This coming Monday is Major League Baseball’s Rule IV draft—or amateur draft for those who care not for formalities. It’s an occasion marked with hope and expectation as each team attempts to restock their farm system with fresh talent. It’s a way for fans and the media to forget the pains of the present and instead to focus on the future: The glass-totally-full, infallible future.
The draft always leads to post after post in the blogosphere and tweet after tweet in the Twitterverse proclaiming that Team X will do this and Team Y will do that. When the draft finally goes down, those same writers and tweeters will praise or chide their team for doing this or that or not doing that or the other thing.
It’s all nonsense.
Even prospect and draft experts such as Kevin Goldstein and Keith Law, who have been preparing mock drafts for weeks now, have no idea what’s going to happen on Monday night. They can guess and they sure as hell have more industry contacts than anyone else not working for a Major League front office, but ultimately it’s still a crapshoot.
What a certain team will do changes numerous times based on who’s still available when they get to pick. The teams ahead of them dictate more what they’ll do than anyone else.
The mock drafts published by people like Goldstein and Law are useful for two things: 1) Knowing who the top draft talents are, and 2) Speculating, based on the opinion of those in the industry, what teams might be looking to do, i.e. add a college arm or a high school position player.
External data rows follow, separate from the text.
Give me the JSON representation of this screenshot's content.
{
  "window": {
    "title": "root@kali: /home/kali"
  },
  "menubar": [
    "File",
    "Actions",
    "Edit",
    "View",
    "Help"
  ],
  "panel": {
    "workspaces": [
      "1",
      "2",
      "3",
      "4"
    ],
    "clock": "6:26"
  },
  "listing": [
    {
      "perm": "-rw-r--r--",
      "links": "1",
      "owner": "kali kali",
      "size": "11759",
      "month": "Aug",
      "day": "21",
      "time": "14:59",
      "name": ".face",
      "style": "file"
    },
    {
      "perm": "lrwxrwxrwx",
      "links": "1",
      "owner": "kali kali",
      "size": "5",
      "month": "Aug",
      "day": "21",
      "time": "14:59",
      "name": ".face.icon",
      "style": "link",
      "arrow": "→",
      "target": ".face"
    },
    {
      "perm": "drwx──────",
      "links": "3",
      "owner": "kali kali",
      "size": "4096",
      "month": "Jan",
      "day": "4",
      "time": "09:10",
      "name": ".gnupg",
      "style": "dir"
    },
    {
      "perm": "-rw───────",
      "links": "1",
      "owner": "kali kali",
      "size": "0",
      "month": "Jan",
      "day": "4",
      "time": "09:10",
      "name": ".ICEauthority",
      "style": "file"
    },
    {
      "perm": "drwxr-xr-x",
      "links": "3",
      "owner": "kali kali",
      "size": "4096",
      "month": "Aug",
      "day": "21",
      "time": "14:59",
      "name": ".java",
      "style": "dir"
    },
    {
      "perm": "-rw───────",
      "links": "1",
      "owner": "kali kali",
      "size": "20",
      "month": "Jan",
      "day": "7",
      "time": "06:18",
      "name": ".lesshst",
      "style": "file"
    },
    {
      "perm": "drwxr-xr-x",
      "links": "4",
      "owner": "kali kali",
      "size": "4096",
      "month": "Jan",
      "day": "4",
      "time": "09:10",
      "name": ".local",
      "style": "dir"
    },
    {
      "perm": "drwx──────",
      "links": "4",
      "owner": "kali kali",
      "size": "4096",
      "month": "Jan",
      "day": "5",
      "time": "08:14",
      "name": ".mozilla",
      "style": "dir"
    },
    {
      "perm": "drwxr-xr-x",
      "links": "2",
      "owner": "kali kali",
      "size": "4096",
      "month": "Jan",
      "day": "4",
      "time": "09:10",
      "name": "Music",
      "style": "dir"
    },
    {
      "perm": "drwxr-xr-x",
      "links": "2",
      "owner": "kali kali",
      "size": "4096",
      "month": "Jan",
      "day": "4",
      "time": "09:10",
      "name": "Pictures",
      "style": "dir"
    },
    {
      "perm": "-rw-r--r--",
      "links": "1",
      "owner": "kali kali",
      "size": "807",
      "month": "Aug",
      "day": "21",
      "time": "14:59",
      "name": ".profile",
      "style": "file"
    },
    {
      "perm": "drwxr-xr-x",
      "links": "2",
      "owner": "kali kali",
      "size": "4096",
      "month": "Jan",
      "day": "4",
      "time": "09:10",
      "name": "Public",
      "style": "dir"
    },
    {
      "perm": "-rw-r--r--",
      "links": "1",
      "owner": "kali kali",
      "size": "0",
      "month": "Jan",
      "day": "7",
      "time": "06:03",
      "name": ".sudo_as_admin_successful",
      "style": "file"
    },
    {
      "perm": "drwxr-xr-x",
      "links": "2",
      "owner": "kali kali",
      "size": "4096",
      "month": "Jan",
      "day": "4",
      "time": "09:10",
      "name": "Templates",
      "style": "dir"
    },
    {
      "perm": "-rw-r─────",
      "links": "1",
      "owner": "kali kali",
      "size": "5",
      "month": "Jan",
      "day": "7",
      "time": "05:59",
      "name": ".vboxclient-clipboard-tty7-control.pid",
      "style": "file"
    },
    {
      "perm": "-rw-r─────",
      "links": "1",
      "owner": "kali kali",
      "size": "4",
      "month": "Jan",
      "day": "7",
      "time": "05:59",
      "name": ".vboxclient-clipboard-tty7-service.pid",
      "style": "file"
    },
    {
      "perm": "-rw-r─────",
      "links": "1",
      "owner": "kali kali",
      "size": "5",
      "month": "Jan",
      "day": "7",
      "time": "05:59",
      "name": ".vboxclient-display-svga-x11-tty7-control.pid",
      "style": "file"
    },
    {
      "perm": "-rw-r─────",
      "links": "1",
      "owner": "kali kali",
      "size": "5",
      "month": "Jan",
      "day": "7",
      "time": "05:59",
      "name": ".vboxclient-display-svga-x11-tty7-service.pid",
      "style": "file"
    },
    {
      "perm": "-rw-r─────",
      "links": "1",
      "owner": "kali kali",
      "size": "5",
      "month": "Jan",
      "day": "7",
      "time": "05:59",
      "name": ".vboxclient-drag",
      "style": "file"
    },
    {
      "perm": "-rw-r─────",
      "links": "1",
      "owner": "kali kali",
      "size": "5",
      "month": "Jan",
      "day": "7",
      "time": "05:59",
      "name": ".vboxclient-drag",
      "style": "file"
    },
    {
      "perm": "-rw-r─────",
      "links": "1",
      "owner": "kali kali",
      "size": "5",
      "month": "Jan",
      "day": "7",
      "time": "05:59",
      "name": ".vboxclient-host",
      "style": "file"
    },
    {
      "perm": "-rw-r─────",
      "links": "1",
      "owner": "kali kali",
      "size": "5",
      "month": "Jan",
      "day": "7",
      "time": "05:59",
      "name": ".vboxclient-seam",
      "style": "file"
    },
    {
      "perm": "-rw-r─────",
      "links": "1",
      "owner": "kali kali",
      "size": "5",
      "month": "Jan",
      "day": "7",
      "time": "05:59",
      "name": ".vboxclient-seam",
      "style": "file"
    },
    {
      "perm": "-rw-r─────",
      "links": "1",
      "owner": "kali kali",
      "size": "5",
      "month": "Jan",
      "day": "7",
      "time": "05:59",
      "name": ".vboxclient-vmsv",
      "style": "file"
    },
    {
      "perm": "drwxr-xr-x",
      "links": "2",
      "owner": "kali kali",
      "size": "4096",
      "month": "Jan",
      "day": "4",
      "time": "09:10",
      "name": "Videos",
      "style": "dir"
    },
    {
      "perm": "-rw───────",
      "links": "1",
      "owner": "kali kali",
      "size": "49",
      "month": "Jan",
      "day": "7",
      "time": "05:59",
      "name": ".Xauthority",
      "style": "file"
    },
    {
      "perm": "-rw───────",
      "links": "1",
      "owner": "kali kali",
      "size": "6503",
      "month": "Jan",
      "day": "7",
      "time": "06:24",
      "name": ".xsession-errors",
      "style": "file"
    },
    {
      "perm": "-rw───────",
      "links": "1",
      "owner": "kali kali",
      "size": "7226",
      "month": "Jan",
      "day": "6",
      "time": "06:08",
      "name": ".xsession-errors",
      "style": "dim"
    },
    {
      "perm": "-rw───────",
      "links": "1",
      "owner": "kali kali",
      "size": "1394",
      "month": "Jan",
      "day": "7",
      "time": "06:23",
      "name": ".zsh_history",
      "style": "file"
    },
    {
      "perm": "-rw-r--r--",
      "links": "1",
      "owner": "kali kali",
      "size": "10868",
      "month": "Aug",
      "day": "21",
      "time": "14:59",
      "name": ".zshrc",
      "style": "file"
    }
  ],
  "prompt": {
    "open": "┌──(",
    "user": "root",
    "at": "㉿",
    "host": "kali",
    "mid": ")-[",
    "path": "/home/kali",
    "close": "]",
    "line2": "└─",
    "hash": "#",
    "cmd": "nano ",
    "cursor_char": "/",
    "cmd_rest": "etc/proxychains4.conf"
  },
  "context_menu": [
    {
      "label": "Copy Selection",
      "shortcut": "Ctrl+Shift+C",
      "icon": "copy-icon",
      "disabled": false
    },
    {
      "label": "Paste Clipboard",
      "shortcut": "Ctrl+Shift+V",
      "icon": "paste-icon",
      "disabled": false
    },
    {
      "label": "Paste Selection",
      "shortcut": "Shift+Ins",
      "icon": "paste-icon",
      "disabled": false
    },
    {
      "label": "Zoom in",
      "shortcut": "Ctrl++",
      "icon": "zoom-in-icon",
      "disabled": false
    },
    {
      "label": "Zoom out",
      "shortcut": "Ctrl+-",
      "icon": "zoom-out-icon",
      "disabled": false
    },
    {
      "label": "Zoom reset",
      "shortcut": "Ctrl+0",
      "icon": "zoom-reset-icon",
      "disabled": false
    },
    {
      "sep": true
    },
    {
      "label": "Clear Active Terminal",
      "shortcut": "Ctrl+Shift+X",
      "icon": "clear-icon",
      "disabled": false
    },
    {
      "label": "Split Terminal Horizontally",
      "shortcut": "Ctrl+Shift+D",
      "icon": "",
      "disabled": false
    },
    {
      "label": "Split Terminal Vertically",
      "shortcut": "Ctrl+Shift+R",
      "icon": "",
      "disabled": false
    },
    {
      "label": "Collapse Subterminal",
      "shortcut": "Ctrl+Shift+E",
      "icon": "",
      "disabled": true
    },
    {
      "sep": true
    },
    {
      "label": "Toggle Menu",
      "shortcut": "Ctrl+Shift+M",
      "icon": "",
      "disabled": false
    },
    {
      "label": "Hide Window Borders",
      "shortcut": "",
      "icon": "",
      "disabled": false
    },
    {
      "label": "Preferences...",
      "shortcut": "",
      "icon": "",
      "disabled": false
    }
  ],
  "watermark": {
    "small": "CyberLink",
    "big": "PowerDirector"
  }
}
Beyond that, there’s literally zero point in speculating who might become a member of your favourite team’s organization on Monday night. Even Goldstein and Law will acknowledge as much and they know way, way more about it than you. Trust me.
When your team does welcome its new players into the fold on Monday, you’re going to find that there are draft experts everywhere. Suddenly, every team blogger and random self-proclaimed baseball expert will be professing that his or her team should have taken Lucas Giolito with their pick, and not that bum Marcus Stroman or Duane Underwood. They’ll give you scouting reports on Joey Gallo or Byron Buxton and they’ll claim to know what their team was thinking when they grabbed their player.
Of course, they know nothing. Or at least, they only know as much as they’ve learned through guys like Goldstein and Law.
Hindsight is a beautiful thing. In five years we can all look back at what a stupid pick Team X made, but the reality is, the draft is a giant crapshoot. The small miracle that is a player becoming a good everyday regular at the Major League level is not even close to being complete for any of the players who will be drafted on Monday. Some will become good players, others will bust, others still were never good in the first place. We might even get a super star out of nowhere in the 15th round. But even the experts have little to no idea who will do what.
So here, informed baseball fan, is what you are going to do on Monday night before the draft rolls around:
1) Go to your locally licensed alcohol vendor and purchase some sort of adult beverage. The preferred choice is some sort of delicious beer (put down the Budweiser and pick up a real beer. No, not Coors Light, you fool, a real beer), but any adult beverage will do. If you cannot drink alcohol, find some other tasty drink that will entertain your taste buds and keep you fresh.
2) Order a pizza. Support your local vendors; stay away from chains, their pizza sucks anyway.
3) Get yourself an ESPN Insider pass if you don’t already have one (trust me, it’s worth it) and listen to this discussion between Keith Law and Kiley McDaniel to get some idea of who the relevant draft prospects are.
4) Then read this rundown of the Top 100 draft rankings by Law in order to further your limited knowledge.
5) And because you can’t get enough of Law, read the third version of his Mock Draft to get some idea of what your favourite team might be looking to do on Monday.
7) Now that you know something about the players in the draft and what your team may do, head on over to MLB.com for their live coverage of the event.
8) Put your feet up. To at least a level that is equal to your hipbone; higher if possible.
9) Watch said draft coverage.
10) When the draft is over, do not read anything by anyone other than actual draft experts. Anyone endorsed by ESPN, Baseball Prospectus, MLB.com, or Baseball America will do. No one else that proclaims to know anything about anything should be trusted. Seriously, ignore them. They’re just looking for attention.
Follow those ten steps and you will find you are more informed than most. Still, try not to over-think it. Even the best draft strategies go awry and even the most in-tuned front office personnel cannot predict what will happen to the players they’ve just drafted. Trust the process and go to sleep knowing that the people making the decisions for your team are far more qualified than you or that guy you follow on Twitter who has an egg for an avatar.
*Featured picture found at WingWire.com